Louis Valdo-Barbey, New York
Original etching, 1949

Valdo-Barbey’s travels for my second set of prints were more sedate. These are a set of colour lithographs of Flanders and Sicily, with accompanying text by Valdo-Barbey himself. They were published the year after the etchings, in 1950 by Henri Lefèbvre, under the title Lettres à Julien, with the subtitle Flandre et Sicile. The lithographs were printed on a hand press by Louis Ravel. There were 200 copies, of which 55 had suites, all printed on B. F. K. Rives. Mine is copy 57/200, so only has one set of the 20 lithographs.

Louis Valdo-Barbey, Le port d'Ostende
Original lithograph, 1950

As the subtitle suggests, the text and lithographs represent a kind of diary of Valdo-Barbey's travels in Flanders and Sicily. While not every plate depicts a port or harbour, they are certainly well-represented, with images of Ostend, San Panagia, Syracuse, and the bay of Taormina.

Louis Valdo-Barbey, Le retour des thoniers à San Panagia
Original lithograph, 1950

Whereas the etchings are all about the nervous energy that can be expressed in line, the colour lithographs are about flat planes and bodies of colour. In contrast to the bustle of the etchings, the lithographs breathe stillness and serenity. They have an almost Art Deco monumentality to them.

Louis Valdo-Barbey, Le golfe à Taormina
Original lithograph, 1950

I admire both styles, and it really depends on my mood which I prefer. Both represent a late flowering of Valdo-Barbey’s talent; he had already by 1949 ceased to send paintings to the Salons, I believe. He died in 1965, at the age of 82.

1 comment:

Anonymous said...

Perhaps for someone who grew up in a landlocked country there is something liberating about the edge of the sea.
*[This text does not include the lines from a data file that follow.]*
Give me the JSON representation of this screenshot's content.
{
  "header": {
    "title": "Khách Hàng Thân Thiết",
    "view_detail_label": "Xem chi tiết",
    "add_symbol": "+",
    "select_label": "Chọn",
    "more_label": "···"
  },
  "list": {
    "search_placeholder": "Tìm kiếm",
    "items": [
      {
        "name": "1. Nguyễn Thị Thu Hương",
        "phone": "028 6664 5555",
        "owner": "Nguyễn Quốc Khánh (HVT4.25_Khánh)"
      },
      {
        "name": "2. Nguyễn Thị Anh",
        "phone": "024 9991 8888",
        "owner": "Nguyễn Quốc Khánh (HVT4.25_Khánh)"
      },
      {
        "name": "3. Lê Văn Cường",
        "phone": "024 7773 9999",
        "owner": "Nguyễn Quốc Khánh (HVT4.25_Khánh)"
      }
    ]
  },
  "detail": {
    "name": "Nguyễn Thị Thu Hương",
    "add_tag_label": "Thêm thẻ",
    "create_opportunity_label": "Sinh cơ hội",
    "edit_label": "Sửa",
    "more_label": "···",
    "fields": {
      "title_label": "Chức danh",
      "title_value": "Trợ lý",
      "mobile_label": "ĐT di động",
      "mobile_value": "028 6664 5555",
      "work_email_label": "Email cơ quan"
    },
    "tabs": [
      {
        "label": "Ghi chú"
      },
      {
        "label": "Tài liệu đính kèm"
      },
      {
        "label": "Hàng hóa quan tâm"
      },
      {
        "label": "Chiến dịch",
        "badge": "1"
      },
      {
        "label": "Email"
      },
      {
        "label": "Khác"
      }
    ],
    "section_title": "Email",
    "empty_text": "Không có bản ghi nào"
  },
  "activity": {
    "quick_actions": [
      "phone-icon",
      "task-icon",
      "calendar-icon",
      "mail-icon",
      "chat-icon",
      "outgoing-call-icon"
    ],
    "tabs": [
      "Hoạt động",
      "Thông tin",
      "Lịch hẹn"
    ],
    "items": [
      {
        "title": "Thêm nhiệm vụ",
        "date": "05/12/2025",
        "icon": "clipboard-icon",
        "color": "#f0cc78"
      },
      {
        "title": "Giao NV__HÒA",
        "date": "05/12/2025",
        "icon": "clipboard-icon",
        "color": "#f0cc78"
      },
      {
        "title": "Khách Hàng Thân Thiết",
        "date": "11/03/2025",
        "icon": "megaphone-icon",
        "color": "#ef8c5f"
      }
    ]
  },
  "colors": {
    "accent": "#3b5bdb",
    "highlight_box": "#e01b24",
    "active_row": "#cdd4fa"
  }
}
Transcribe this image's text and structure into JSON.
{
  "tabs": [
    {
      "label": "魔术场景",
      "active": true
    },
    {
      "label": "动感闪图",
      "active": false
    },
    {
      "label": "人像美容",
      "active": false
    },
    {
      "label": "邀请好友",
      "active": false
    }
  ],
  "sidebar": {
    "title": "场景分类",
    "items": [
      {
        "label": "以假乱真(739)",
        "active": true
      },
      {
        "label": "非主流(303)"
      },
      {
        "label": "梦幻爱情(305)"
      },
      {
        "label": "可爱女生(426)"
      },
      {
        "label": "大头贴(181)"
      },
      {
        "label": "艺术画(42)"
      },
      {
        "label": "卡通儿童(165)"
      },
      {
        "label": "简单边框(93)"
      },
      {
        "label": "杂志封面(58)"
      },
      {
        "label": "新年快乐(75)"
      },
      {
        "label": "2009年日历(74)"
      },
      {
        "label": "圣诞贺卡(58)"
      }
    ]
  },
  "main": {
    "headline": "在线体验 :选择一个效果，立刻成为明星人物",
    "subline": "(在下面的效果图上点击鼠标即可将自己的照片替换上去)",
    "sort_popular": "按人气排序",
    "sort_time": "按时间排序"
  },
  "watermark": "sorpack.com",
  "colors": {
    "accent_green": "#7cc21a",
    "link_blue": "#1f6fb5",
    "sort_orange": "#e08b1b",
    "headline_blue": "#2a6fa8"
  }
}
Thank you for pointing out how Valdo-Barbey used these two media to show different aspects of a subject that obviously gripped him. I searched for a library that might have one of the books, but the closest one was the Swiss National Library - rare indeed.